Ignacio's stuff is based on the Charles Loop paper "Approximating Catmull-Clark Subdivision Surfaces with Bicubic Patches". It's funny that it's really just a fancy version of the PN Triangles hack; the actual geometry surface made is not continuous, but there's a separate tangent field over it which makes the shading look smooth.

While there I noticed a bunch of Loop papers I hadn't read. The Loop-Blinn thing from 05 was particularly interesting because I've talked to a few people in the last N years about rendering fonts better. Thatcher worked on it a bit at Oddworld, and recently Sean's been doing it at RAD for our new GUI product. The Loop Blinn Paper described how to use a pixel shader to shade quadratic or cubic curves. The cubic stuff seems like rather a pain in the butt, but piecewise quadratic is certainly good enough for glyphs. Also they sort of gloss over the details of anti-aliasing, which is of course crucial; there's not much point in being this careful with curves unless you're going to get the antialiasing right.

The MDK Curvy Blues blog covers the same material and claims there are some mistakes in the Loop-Blinn paper. There's also a nice GLSL conics paper and demo app of the Loop-Blinn technique.
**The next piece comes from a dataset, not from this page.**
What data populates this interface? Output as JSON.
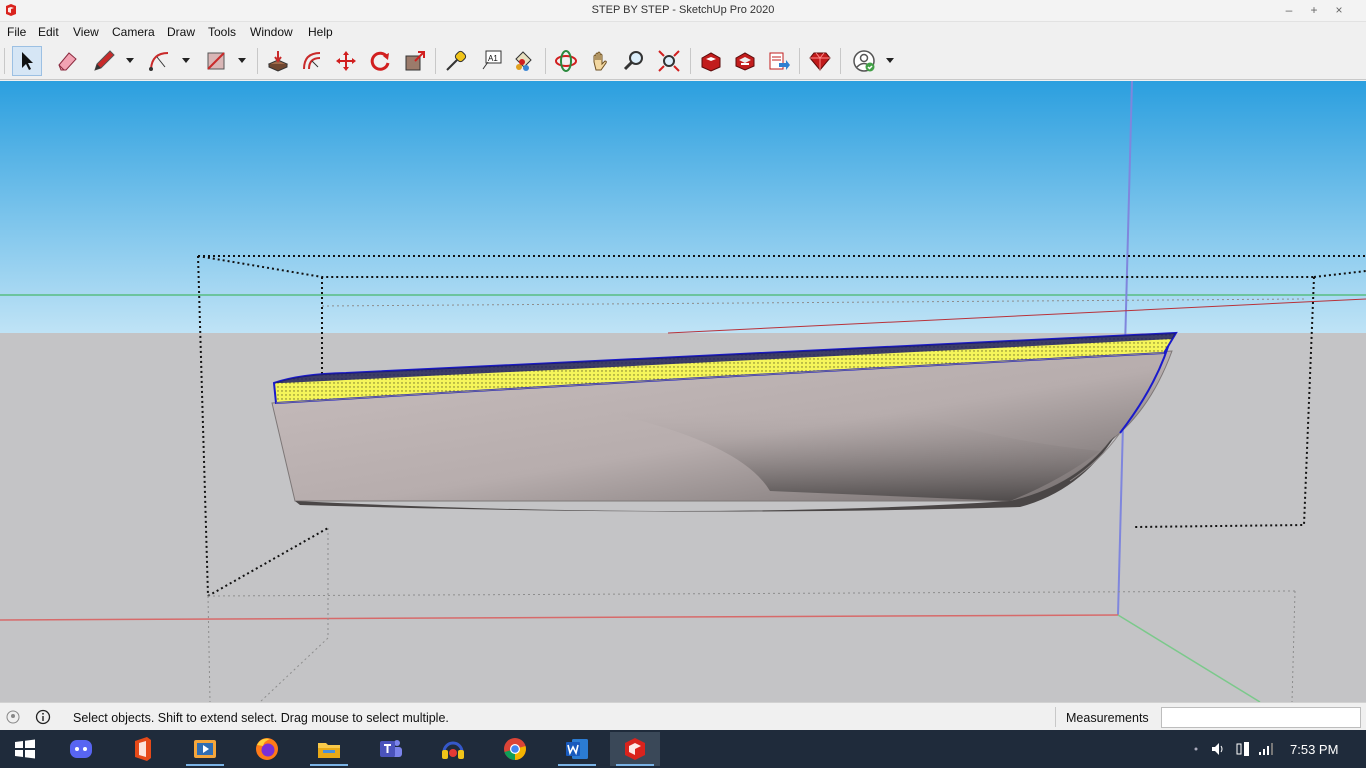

Zheng Qin, Michael McCool and Craig Kaplan seem to be doing a lot of work on this stuff at Waterloo. I sort of assume you're familiar with the simple Valve Alpha-test Distance Field thing ; the Qin work is the basis of the Valve technique and is more robust and general, but much more complicated. The Valve technique is probably okay in a game development scenarios where artists are monitoring how their work looks in game and are used to tweaking with weird algorithms, but it definitely has parameters that you have to tweak, and the use of single (or even two) distances can cause bad degeneracies if you're not careful, whenever you have details that are close to the size of a pixel in the distance map.